Green Globes is a web-based program for green building guidance and certification that includes an onsite assessment by a third party. Green Globes offers a streamlined and affordable alternative to LEED as a way to advance the overall environmental performance and sustainability of commercial buildings.
The program has modules supporting new construction - Green Globes for New Construction (NC), existing buildings – Green Globes for Continual Improvement of Existing Buildings (CIEB), and Healthcare buildings – Green Globes CIEB for Healthcare. It is suitable for a wide range of buildings from large and small offices, multi-family structures, hospitals, and institutional buildings such as courthouses, schools and universities.
The AFF headquarters project received GBI’s second-highest rating of three Green Globes using the Green Globes for New Construction (NC) tool, demonstrating leadership in applying best practices regarding energy, water and environmental efficiency.
“This was our first Green Globes project,” says Adkins. “However, as a company we perform sustainable practices every day in our operation and work on LEED projects frequently.”
“This project was very hands on with a lot of back and forth between parties,” she recalls. “It was a people-oriented project and the assigned third-party representative was a huge help.
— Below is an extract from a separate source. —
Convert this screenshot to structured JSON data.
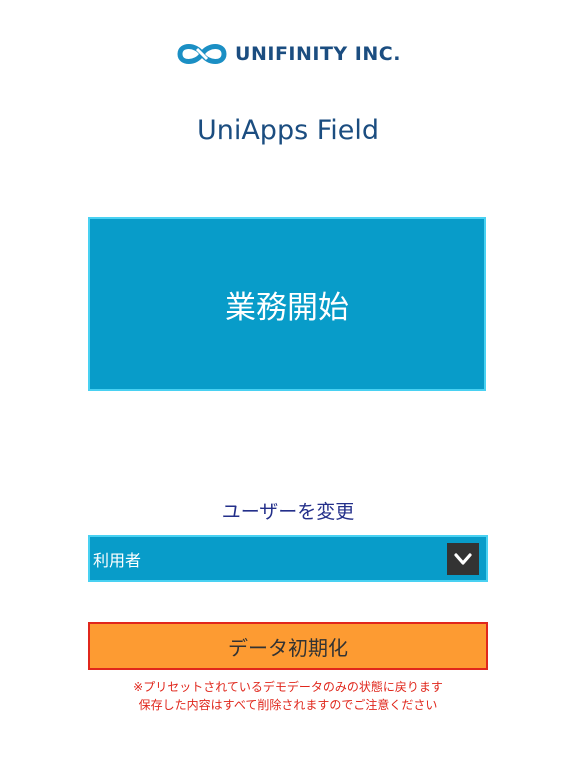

They walked us through the process step by step and we never felt like we were on our own.”
In addition to using Green Globes, the team applied strategies from AFF's environmental education program Project Learning Tree (PLT) to ensure energy efficiency. Light-harvesting technology incorporated in the building limits electrical usage.
Nearly everything in the office incorporates at least some recycled materials — from the furniture upholstery to kitchen countertops.
“The countertops in the kitchen are made entirely from recycled milk cartons; and river stone can be found on the backsplashes,” notes Adkins.
Carpeting was installed using less adhesive to reduce the amount of volatile organic compounds (VOCs) emitted into the air; and low-VOC paints and varnishes were selected.
The wood fibers in the ceiling panels are made of a material called Tectum, which is made from Wisconsin-grown aspen trees. “The 3Form panels even have twigs from American farms embedded in them,” says Adkins.
Throughout the office, there are finished products made from donations of wood from family forest owners — coffee tables, benches, conference tables and a unique coffee bar made from a 200-year-old oak tree.
“The sustainability initiative on this project wasn’t typical,” she explains. “The project team worked well together to implement AFF’s goal to have their space tell their story.”
WOOD SPECIES USED
- Pine live wood slabs (pantry)
- Tamarakwood (CEO office wall)
- Beetle killed wood boards (entry radius wall)
- Walnut live edge wood (bench)
- Western red cedar live edge wood (lobby shelf)
- Laminated timber columns, Glulam (conference beams)
- MDF limbs at reception
- Particleboard countertops with PLAM Abet Laminati (kitchen)
- Butcher block top Island (open areas)
- Large tree cookie peacon (coffee table)
- 300-year-old cedar (conference room shelf)
- 200-year-old pine (kitchen accent)
- Small twigs for acrylic panels at conference room (from local farms)
- Log stump tables (harvested locally on this coast)
For a complete, interactive version of this article, click here to download the Spring 2014 issue of Sustainable Construction.